==== DATA PROVIDED

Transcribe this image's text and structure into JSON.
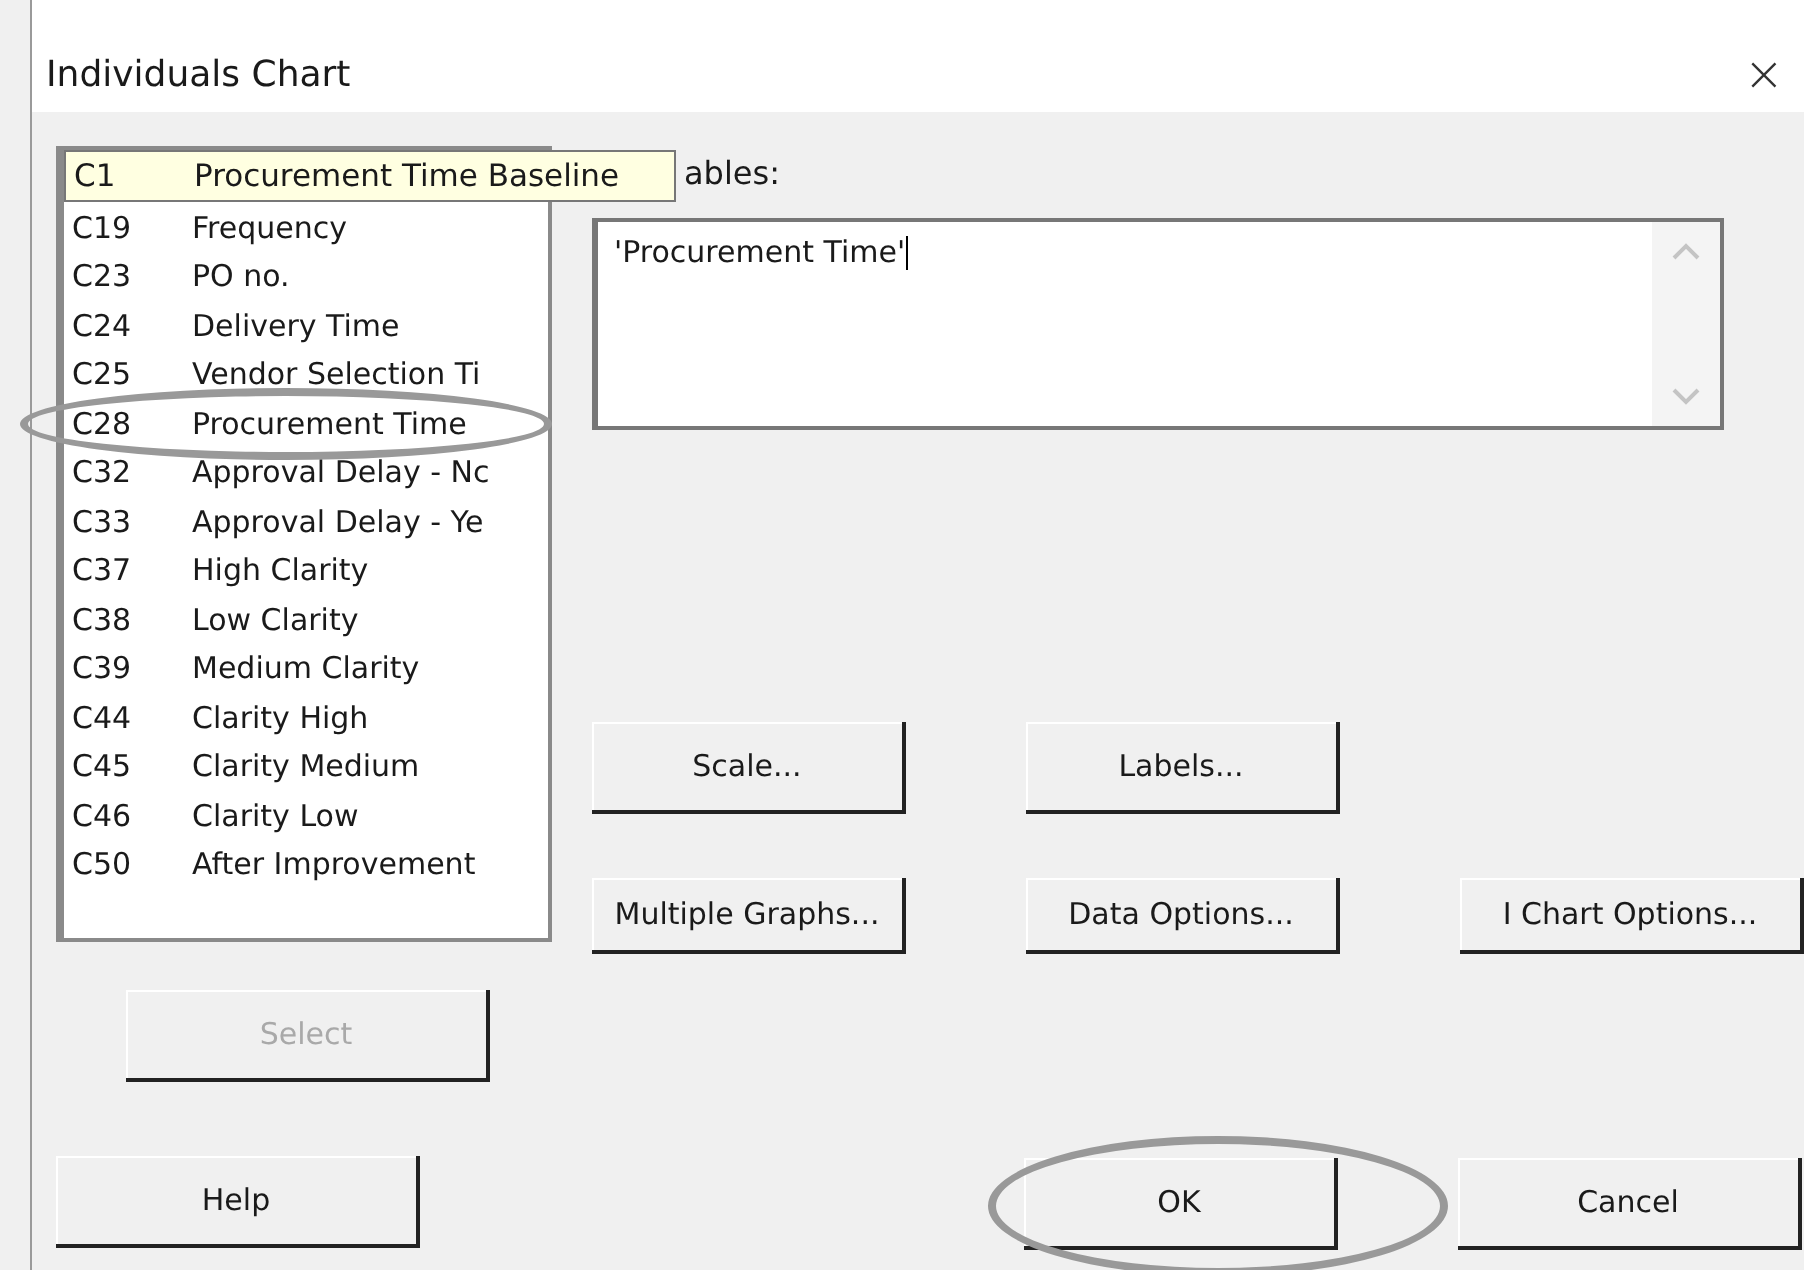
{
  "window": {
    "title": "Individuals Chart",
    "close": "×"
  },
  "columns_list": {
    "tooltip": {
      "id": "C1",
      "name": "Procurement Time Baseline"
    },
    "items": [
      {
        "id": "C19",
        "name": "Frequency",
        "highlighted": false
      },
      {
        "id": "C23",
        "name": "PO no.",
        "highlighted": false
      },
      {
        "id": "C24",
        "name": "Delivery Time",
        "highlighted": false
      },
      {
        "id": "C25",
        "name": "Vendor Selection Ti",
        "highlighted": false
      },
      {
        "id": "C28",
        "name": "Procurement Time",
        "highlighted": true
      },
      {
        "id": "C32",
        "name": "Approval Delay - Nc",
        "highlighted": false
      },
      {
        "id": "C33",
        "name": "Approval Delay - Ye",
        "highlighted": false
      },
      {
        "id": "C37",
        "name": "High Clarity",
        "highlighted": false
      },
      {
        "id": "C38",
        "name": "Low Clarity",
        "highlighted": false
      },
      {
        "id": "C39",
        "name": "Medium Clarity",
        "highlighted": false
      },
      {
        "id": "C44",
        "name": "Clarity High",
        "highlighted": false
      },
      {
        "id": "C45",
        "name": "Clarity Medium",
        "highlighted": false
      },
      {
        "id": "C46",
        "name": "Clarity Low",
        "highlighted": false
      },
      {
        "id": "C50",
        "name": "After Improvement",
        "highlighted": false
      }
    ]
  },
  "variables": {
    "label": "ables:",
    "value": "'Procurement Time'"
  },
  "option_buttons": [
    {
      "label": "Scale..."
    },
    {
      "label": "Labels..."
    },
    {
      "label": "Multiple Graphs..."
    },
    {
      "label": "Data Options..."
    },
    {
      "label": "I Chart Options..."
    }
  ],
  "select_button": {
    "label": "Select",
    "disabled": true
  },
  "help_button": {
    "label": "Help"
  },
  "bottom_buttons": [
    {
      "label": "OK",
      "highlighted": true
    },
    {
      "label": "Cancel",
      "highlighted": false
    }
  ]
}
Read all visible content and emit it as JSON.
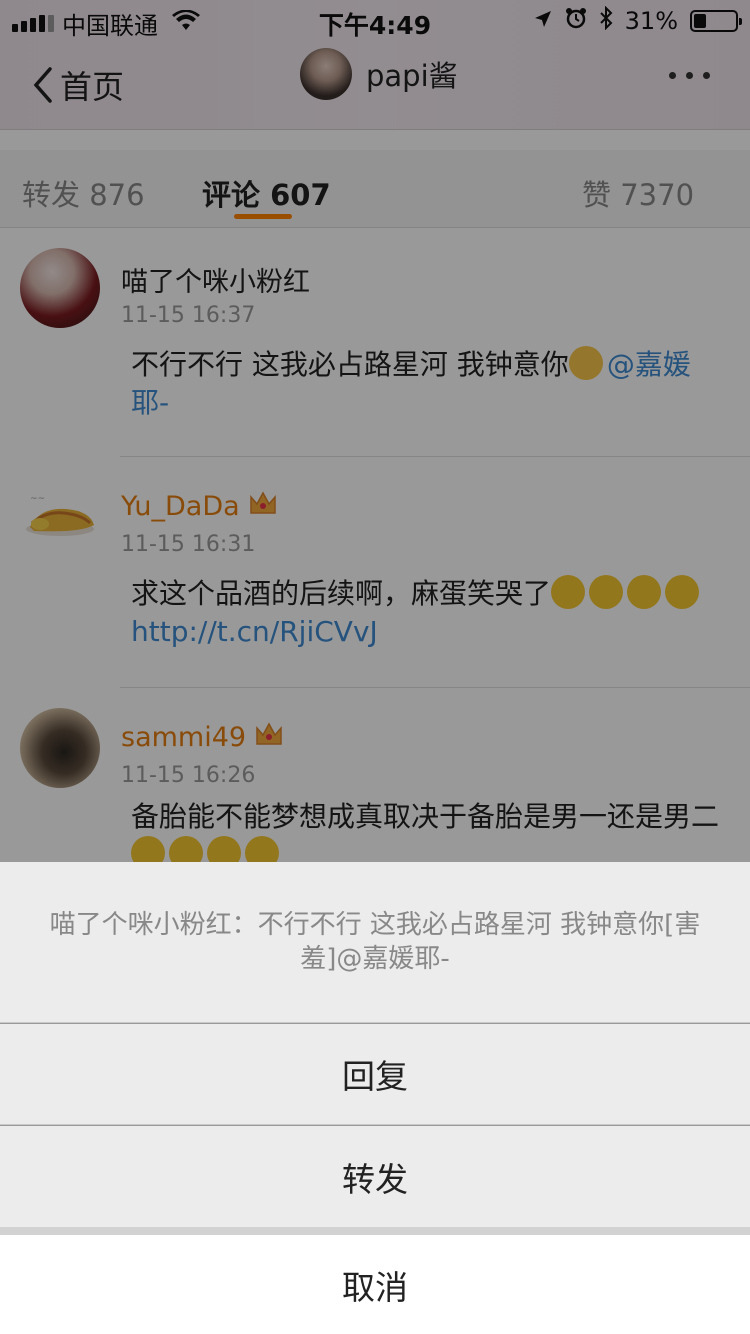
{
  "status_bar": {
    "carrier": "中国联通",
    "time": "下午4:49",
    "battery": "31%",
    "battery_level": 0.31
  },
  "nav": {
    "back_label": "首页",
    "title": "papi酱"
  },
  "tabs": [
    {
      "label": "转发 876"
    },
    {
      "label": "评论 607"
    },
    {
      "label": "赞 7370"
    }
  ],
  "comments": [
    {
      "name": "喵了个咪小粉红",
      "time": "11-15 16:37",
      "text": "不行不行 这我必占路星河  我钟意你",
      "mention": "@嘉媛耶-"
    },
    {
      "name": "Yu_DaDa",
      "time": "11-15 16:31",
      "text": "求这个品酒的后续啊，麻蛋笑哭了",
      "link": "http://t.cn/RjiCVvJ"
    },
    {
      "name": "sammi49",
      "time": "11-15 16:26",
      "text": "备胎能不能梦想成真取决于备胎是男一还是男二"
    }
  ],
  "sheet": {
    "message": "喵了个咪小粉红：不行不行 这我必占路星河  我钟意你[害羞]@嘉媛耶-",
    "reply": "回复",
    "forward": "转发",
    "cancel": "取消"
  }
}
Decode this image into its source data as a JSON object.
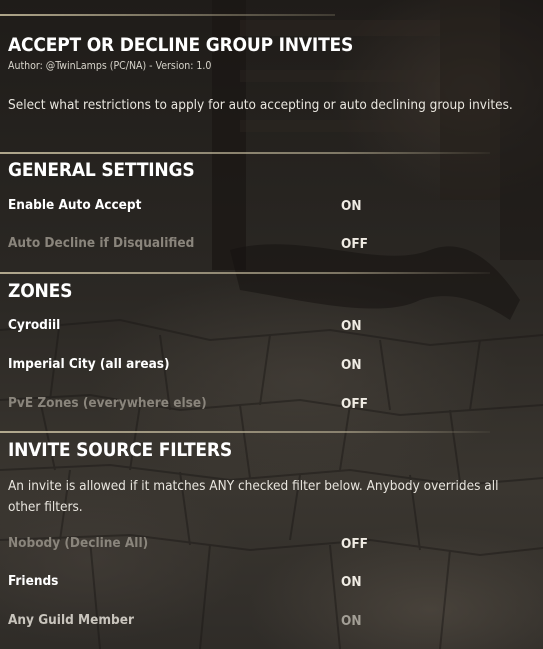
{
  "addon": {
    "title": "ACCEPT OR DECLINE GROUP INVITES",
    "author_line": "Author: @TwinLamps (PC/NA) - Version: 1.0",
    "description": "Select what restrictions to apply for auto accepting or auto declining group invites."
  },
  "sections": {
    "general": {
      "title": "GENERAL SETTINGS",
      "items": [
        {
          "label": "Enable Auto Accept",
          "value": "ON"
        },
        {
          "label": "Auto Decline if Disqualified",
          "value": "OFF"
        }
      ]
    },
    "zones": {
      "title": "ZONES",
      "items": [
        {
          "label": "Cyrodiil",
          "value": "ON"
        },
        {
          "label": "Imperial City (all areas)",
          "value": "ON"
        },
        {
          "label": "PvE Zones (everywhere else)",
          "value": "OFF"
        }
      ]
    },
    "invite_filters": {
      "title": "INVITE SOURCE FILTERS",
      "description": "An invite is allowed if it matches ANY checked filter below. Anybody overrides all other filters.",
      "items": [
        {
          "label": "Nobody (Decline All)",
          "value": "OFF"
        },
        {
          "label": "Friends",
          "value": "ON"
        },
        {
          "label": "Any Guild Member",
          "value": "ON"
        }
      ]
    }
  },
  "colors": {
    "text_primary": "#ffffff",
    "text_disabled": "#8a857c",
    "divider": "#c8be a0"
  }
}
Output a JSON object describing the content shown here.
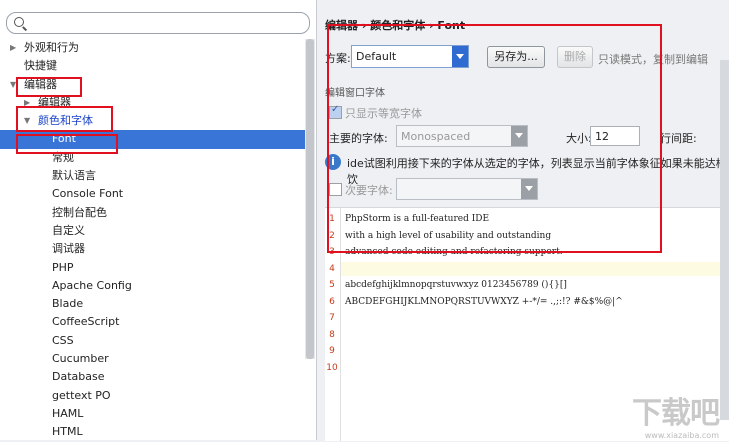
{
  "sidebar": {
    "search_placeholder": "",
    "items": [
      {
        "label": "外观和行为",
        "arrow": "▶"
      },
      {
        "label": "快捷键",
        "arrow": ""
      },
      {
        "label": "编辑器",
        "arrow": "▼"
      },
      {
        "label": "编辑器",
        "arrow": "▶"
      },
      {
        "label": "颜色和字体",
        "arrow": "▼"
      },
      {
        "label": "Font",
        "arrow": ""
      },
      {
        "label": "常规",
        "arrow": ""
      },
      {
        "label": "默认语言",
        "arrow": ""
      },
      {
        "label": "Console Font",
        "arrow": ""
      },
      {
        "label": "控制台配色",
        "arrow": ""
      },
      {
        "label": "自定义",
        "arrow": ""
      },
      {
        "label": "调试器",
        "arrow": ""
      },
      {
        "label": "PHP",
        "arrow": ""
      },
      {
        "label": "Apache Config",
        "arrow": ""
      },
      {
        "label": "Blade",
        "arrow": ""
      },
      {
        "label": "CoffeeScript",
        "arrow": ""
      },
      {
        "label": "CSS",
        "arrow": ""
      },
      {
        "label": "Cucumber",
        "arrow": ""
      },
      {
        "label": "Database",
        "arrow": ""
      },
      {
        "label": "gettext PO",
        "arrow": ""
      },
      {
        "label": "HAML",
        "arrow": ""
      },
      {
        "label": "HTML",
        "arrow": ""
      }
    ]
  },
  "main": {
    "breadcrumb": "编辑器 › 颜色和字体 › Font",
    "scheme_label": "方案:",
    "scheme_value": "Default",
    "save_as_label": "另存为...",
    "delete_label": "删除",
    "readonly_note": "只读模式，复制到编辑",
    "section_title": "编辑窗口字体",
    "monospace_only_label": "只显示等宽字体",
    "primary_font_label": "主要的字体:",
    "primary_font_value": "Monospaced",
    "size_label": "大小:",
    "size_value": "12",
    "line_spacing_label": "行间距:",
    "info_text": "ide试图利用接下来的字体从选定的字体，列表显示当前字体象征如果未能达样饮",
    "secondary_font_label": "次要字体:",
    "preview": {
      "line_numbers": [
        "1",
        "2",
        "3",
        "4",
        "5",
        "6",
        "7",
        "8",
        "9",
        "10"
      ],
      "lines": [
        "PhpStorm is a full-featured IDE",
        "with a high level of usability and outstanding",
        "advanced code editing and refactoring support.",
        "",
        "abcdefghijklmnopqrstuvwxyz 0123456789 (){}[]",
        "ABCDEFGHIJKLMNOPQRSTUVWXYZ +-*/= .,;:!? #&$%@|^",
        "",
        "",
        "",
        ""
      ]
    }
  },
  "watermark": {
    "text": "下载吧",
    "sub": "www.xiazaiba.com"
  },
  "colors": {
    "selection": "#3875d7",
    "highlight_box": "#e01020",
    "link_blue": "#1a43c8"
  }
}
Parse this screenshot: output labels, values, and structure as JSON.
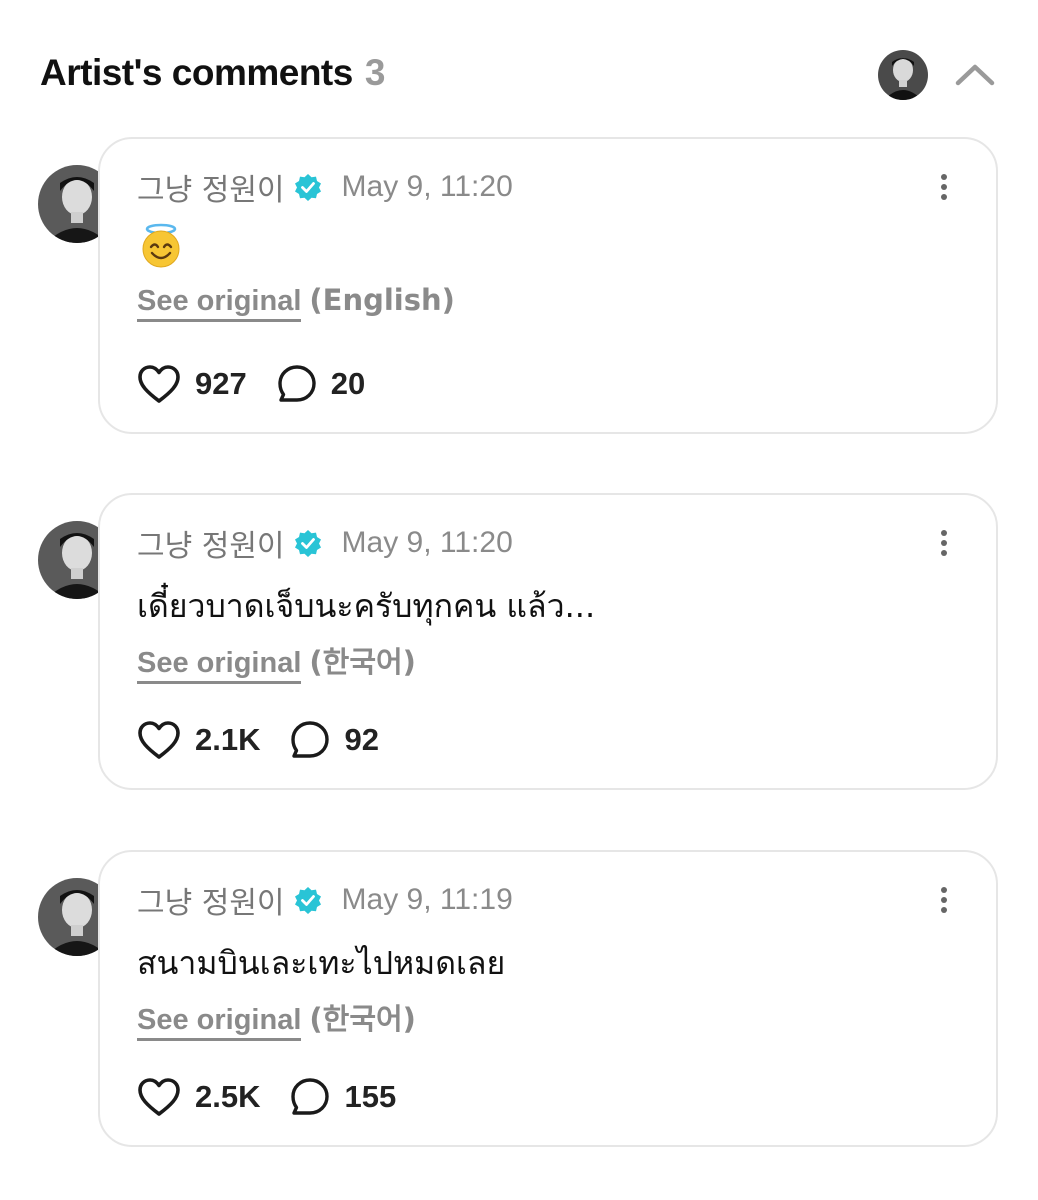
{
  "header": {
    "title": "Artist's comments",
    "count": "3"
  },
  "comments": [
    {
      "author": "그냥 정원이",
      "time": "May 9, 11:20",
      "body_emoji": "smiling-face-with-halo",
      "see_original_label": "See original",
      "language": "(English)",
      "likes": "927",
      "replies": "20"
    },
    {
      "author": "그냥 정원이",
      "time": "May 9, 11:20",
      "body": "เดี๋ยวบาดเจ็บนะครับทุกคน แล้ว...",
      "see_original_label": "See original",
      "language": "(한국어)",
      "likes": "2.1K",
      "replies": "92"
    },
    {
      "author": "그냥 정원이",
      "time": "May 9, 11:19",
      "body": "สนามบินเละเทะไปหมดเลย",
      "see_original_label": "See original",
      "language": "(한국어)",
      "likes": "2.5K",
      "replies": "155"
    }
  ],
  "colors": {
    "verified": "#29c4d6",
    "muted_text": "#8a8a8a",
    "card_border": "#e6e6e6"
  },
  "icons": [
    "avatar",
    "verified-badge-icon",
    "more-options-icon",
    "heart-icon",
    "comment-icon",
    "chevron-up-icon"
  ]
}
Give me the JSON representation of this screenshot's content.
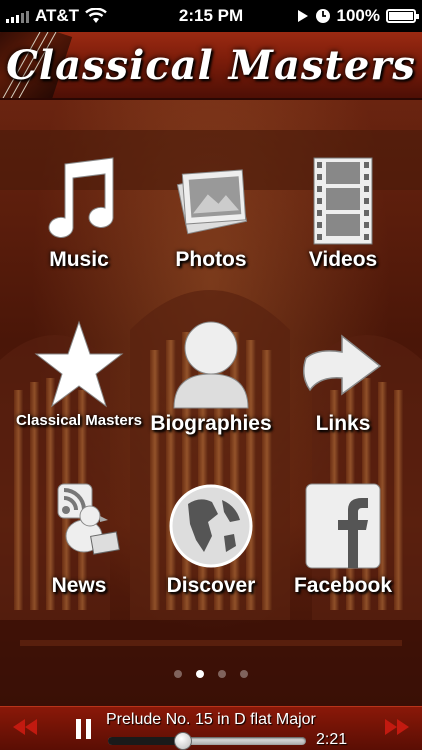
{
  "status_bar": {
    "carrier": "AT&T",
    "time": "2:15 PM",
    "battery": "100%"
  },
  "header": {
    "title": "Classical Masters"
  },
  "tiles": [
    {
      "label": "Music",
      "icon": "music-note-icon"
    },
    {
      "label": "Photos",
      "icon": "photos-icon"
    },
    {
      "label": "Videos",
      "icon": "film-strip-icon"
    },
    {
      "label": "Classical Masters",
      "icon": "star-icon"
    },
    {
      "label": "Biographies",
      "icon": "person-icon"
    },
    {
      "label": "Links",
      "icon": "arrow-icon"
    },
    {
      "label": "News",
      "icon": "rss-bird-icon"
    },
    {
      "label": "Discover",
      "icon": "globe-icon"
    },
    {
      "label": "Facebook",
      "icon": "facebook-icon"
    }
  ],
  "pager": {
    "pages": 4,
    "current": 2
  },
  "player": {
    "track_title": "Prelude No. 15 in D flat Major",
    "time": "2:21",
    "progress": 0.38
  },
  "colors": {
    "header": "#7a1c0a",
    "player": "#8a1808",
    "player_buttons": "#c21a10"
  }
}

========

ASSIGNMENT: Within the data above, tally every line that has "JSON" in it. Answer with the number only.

FINISHED EXERCISE: 6